*** Opening of The data ***

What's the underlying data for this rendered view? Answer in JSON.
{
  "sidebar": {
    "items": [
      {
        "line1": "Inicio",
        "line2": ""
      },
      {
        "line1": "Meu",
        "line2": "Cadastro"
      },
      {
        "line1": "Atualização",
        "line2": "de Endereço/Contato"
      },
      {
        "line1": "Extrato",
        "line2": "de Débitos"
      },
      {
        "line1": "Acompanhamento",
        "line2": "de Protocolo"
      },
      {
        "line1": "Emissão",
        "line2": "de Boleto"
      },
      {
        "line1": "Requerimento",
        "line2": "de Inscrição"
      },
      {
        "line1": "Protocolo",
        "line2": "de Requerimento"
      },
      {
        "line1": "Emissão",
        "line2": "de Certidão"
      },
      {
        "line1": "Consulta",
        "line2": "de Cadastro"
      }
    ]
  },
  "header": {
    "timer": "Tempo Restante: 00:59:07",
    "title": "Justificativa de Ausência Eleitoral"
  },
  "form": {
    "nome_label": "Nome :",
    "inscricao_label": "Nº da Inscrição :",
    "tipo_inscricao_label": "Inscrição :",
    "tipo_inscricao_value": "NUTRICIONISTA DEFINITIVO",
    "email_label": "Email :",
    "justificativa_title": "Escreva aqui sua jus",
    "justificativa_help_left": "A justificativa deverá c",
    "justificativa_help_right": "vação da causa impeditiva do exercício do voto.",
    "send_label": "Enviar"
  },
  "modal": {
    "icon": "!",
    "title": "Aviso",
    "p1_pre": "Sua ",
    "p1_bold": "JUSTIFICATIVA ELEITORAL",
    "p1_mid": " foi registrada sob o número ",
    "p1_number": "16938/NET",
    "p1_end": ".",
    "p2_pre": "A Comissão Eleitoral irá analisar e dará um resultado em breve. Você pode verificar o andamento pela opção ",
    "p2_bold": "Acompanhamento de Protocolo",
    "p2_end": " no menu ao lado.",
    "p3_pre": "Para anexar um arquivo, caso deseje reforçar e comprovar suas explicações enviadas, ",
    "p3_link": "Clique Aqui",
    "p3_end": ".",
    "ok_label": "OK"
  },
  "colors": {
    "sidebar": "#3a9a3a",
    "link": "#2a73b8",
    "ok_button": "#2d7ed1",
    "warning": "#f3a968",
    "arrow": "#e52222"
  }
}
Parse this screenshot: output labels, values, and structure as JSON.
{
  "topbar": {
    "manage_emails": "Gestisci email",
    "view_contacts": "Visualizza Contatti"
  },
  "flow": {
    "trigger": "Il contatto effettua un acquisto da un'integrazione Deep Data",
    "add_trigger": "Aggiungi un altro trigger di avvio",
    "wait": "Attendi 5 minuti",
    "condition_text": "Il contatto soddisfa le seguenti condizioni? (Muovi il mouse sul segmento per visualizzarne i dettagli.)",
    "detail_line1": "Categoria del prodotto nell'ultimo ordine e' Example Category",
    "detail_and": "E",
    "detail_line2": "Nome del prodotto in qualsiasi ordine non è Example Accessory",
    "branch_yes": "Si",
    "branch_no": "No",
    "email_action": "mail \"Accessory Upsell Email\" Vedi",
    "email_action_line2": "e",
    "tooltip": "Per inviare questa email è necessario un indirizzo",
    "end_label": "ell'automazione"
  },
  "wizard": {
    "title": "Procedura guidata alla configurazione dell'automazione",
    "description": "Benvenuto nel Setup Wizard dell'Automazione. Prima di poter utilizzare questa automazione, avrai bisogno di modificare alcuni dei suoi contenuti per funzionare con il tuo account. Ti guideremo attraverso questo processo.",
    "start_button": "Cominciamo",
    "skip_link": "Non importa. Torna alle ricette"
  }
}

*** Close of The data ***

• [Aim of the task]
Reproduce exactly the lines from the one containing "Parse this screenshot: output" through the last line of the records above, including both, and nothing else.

• [Result for this exercise]
Parse this screenshot: output labels, values, and structure as JSON.
{
  "topbar": {
    "manage_emails": "Gestisci email",
    "view_contacts": "Visualizza Contatti"
  },
  "flow": {
    "trigger": "Il contatto effettua un acquisto da un'integrazione Deep Data",
    "add_trigger": "Aggiungi un altro trigger di avvio",
    "wait": "Attendi 5 minuti",
    "condition_text": "Il contatto soddisfa le seguenti condizioni? (Muovi il mouse sul segmento per visualizzarne i dettagli.)",
    "detail_line1": "Categoria del prodotto nell'ultimo ordine e' Example Category",
    "detail_and": "E",
    "detail_line2": "Nome del prodotto in qualsiasi ordine non è Example Accessory",
    "branch_yes": "Si",
    "branch_no": "No",
    "email_action": "mail \"Accessory Upsell Email\" Vedi",
    "email_action_line2": "e",
    "tooltip": "Per inviare questa email è necessario un indirizzo",
    "end_label": "ell'automazione"
  },
  "wizard": {
    "title": "Procedura guidata alla configurazione dell'automazione",
    "description": "Benvenuto nel Setup Wizard dell'Automazione. Prima di poter utilizzare questa automazione, avrai bisogno di modificare alcuni dei suoi contenuti per funzionare con il tuo account. Ti guideremo attraverso questo processo.",
    "start_button": "Cominciamo",
    "skip_link": "Non importa. Torna alle ricette"
  }
}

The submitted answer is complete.